WHAT IS BEING ASKED - Please give the data again exactly, with no line dropped.

── RECORD SET ──

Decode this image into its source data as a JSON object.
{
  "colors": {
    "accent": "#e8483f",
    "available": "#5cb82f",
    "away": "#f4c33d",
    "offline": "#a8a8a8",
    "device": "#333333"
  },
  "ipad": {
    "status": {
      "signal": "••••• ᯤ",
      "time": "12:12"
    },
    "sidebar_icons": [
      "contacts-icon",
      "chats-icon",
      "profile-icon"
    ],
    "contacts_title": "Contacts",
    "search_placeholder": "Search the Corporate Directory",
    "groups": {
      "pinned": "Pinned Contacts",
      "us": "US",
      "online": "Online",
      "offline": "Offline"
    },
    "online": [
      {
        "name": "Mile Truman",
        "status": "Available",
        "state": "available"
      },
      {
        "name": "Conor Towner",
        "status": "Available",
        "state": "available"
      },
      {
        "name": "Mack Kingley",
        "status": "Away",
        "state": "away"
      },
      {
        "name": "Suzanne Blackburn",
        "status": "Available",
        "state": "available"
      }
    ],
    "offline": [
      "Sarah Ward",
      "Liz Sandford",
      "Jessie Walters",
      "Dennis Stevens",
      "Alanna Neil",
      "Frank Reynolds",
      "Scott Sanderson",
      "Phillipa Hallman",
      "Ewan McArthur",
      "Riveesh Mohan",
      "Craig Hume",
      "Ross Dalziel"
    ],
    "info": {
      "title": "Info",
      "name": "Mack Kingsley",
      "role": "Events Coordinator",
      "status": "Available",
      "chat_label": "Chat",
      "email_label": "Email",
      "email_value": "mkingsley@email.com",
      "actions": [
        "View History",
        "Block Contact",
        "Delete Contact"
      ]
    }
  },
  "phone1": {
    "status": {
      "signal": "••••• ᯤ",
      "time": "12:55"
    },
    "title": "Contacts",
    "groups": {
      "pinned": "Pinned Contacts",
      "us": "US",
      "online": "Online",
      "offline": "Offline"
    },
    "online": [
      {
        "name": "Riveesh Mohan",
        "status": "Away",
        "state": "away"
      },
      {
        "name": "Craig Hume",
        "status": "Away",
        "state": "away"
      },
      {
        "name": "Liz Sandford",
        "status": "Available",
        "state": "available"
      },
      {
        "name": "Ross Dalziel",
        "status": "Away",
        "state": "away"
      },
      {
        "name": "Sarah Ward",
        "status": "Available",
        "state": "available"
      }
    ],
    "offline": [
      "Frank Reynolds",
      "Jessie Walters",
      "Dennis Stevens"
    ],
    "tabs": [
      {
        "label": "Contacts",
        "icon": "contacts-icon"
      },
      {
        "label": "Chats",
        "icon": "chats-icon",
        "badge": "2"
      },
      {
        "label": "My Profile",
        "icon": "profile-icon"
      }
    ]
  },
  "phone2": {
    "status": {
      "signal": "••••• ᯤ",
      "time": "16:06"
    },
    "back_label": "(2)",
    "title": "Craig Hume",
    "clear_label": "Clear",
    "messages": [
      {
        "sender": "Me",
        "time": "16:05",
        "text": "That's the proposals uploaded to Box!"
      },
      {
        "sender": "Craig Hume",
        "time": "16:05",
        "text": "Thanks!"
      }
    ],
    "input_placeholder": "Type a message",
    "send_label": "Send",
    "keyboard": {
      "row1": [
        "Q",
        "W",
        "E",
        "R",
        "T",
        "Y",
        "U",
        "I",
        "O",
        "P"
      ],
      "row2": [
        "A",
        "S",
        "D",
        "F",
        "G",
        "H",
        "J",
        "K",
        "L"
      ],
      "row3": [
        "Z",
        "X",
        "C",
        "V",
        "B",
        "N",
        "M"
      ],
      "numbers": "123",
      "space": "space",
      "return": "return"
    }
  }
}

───

YOUR SOLUTION -
Decode this image into its source data as a JSON object.
{
  "colors": {
    "accent": "#e8483f",
    "available": "#5cb82f",
    "away": "#f4c33d",
    "offline": "#a8a8a8",
    "device": "#333333"
  },
  "ipad": {
    "status": {
      "signal": "••••• ᯤ",
      "time": "12:12"
    },
    "sidebar_icons": [
      "contacts-icon",
      "chats-icon",
      "profile-icon"
    ],
    "contacts_title": "Contacts",
    "search_placeholder": "Search the Corporate Directory",
    "groups": {
      "pinned": "Pinned Contacts",
      "us": "US",
      "online": "Online",
      "offline": "Offline"
    },
    "online": [
      {
        "name": "Mile Truman",
        "status": "Available",
        "state": "available"
      },
      {
        "name": "Conor Towner",
        "status": "Available",
        "state": "available"
      },
      {
        "name": "Mack Kingley",
        "status": "Away",
        "state": "away"
      },
      {
        "name": "Suzanne Blackburn",
        "status": "Available",
        "state": "available"
      }
    ],
    "offline": [
      "Sarah Ward",
      "Liz Sandford",
      "Jessie Walters",
      "Dennis Stevens",
      "Alanna Neil",
      "Frank Reynolds",
      "Scott Sanderson",
      "Phillipa Hallman",
      "Ewan McArthur",
      "Riveesh Mohan",
      "Craig Hume",
      "Ross Dalziel"
    ],
    "info": {
      "title": "Info",
      "name": "Mack Kingsley",
      "role": "Events Coordinator",
      "status": "Available",
      "chat_label": "Chat",
      "email_label": "Email",
      "email_value": "mkingsley@email.com",
      "actions": [
        "View History",
        "Block Contact",
        "Delete Contact"
      ]
    }
  },
  "phone1": {
    "status": {
      "signal": "••••• ᯤ",
      "time": "12:55"
    },
    "title": "Contacts",
    "groups": {
      "pinned": "Pinned Contacts",
      "us": "US",
      "online": "Online",
      "offline": "Offline"
    },
    "online": [
      {
        "name": "Riveesh Mohan",
        "status": "Away",
        "state": "away"
      },
      {
        "name": "Craig Hume",
        "status": "Away",
        "state": "away"
      },
      {
        "name": "Liz Sandford",
        "status": "Available",
        "state": "available"
      },
      {
        "name": "Ross Dalziel",
        "status": "Away",
        "state": "away"
      },
      {
        "name": "Sarah Ward",
        "status": "Available",
        "state": "available"
      }
    ],
    "offline": [
      "Frank Reynolds",
      "Jessie Walters",
      "Dennis Stevens"
    ],
    "tabs": [
      {
        "label": "Contacts",
        "icon": "contacts-icon"
      },
      {
        "label": "Chats",
        "icon": "chats-icon",
        "badge": "2"
      },
      {
        "label": "My Profile",
        "icon": "profile-icon"
      }
    ]
  },
  "phone2": {
    "status": {
      "signal": "••••• ᯤ",
      "time": "16:06"
    },
    "back_label": "(2)",
    "title": "Craig Hume",
    "clear_label": "Clear",
    "messages": [
      {
        "sender": "Me",
        "time": "16:05",
        "text": "That's the proposals uploaded to Box!"
      },
      {
        "sender": "Craig Hume",
        "time": "16:05",
        "text": "Thanks!"
      }
    ],
    "input_placeholder": "Type a message",
    "send_label": "Send",
    "keyboard": {
      "row1": [
        "Q",
        "W",
        "E",
        "R",
        "T",
        "Y",
        "U",
        "I",
        "O",
        "P"
      ],
      "row2": [
        "A",
        "S",
        "D",
        "F",
        "G",
        "H",
        "J",
        "K",
        "L"
      ],
      "row3": [
        "Z",
        "X",
        "C",
        "V",
        "B",
        "N",
        "M"
      ],
      "numbers": "123",
      "space": "space",
      "return": "return"
    }
  }
}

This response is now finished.